*Work request*.
What's needed is a full, exact retyping of the records.

Element data from apps and pages:
"""
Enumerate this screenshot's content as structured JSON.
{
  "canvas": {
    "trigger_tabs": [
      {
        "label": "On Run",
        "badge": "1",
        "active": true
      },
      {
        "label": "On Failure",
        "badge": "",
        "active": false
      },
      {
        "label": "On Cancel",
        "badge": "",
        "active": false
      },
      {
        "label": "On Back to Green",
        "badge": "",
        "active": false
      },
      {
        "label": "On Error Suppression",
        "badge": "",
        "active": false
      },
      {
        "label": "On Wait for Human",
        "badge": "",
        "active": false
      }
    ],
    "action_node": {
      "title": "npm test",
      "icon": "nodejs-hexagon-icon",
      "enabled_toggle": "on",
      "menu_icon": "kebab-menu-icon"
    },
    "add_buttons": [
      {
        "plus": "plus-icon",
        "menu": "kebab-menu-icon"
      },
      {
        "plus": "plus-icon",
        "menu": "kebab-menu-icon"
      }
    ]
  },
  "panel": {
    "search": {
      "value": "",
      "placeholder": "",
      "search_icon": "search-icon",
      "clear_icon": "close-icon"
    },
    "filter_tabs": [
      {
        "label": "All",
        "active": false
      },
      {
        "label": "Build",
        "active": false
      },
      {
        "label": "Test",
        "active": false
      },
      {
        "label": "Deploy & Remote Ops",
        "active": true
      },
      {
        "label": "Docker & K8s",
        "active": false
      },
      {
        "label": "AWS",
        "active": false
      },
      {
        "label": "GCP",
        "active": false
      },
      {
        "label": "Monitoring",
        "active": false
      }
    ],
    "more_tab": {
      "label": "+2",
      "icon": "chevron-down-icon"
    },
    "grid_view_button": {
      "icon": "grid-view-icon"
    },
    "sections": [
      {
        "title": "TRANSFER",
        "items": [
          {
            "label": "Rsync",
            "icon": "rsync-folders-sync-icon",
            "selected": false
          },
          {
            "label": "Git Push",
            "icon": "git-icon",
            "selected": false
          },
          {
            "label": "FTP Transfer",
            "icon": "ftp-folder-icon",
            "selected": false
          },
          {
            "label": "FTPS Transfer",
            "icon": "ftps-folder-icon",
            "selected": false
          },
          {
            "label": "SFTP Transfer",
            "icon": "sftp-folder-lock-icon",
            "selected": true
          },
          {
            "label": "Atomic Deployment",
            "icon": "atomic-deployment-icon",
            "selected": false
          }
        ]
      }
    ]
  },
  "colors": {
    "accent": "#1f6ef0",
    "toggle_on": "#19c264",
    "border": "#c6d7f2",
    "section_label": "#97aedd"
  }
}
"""
*Response for this exercise*.
Enumerate this screenshot's content as structured JSON.
{
  "canvas": {
    "trigger_tabs": [
      {
        "label": "On Run",
        "badge": "1",
        "active": true
      },
      {
        "label": "On Failure",
        "badge": "",
        "active": false
      },
      {
        "label": "On Cancel",
        "badge": "",
        "active": false
      },
      {
        "label": "On Back to Green",
        "badge": "",
        "active": false
      },
      {
        "label": "On Error Suppression",
        "badge": "",
        "active": false
      },
      {
        "label": "On Wait for Human",
        "badge": "",
        "active": false
      }
    ],
    "action_node": {
      "title": "npm test",
      "icon": "nodejs-hexagon-icon",
      "enabled_toggle": "on",
      "menu_icon": "kebab-menu-icon"
    },
    "add_buttons": [
      {
        "plus": "plus-icon",
        "menu": "kebab-menu-icon"
      },
      {
        "plus": "plus-icon",
        "menu": "kebab-menu-icon"
      }
    ]
  },
  "panel": {
    "search": {
      "value": "",
      "placeholder": "",
      "search_icon": "search-icon",
      "clear_icon": "close-icon"
    },
    "filter_tabs": [
      {
        "label": "All",
        "active": false
      },
      {
        "label": "Build",
        "active": false
      },
      {
        "label": "Test",
        "active": false
      },
      {
        "label": "Deploy & Remote Ops",
        "active": true
      },
      {
        "label": "Docker & K8s",
        "active": false
      },
      {
        "label": "AWS",
        "active": false
      },
      {
        "label": "GCP",
        "active": false
      },
      {
        "label": "Monitoring",
        "active": false
      }
    ],
    "more_tab": {
      "label": "+2",
      "icon": "chevron-down-icon"
    },
    "grid_view_button": {
      "icon": "grid-view-icon"
    },
    "sections": [
      {
        "title": "TRANSFER",
        "items": [
          {
            "label": "Rsync",
            "icon": "rsync-folders-sync-icon",
            "selected": false
          },
          {
            "label": "Git Push",
            "icon": "git-icon",
            "selected": false
          },
          {
            "label": "FTP Transfer",
            "icon": "ftp-folder-icon",
            "selected": false
          },
          {
            "label": "FTPS Transfer",
            "icon": "ftps-folder-icon",
            "selected": false
          },
          {
            "label": "SFTP Transfer",
            "icon": "sftp-folder-lock-icon",
            "selected": true
          },
          {
            "label": "Atomic Deployment",
            "icon": "atomic-deployment-icon",
            "selected": false
          }
        ]
      }
    ]
  },
  "colors": {
    "accent": "#1f6ef0",
    "toggle_on": "#19c264",
    "border": "#c6d7f2",
    "section_label": "#97aedd"
  }
}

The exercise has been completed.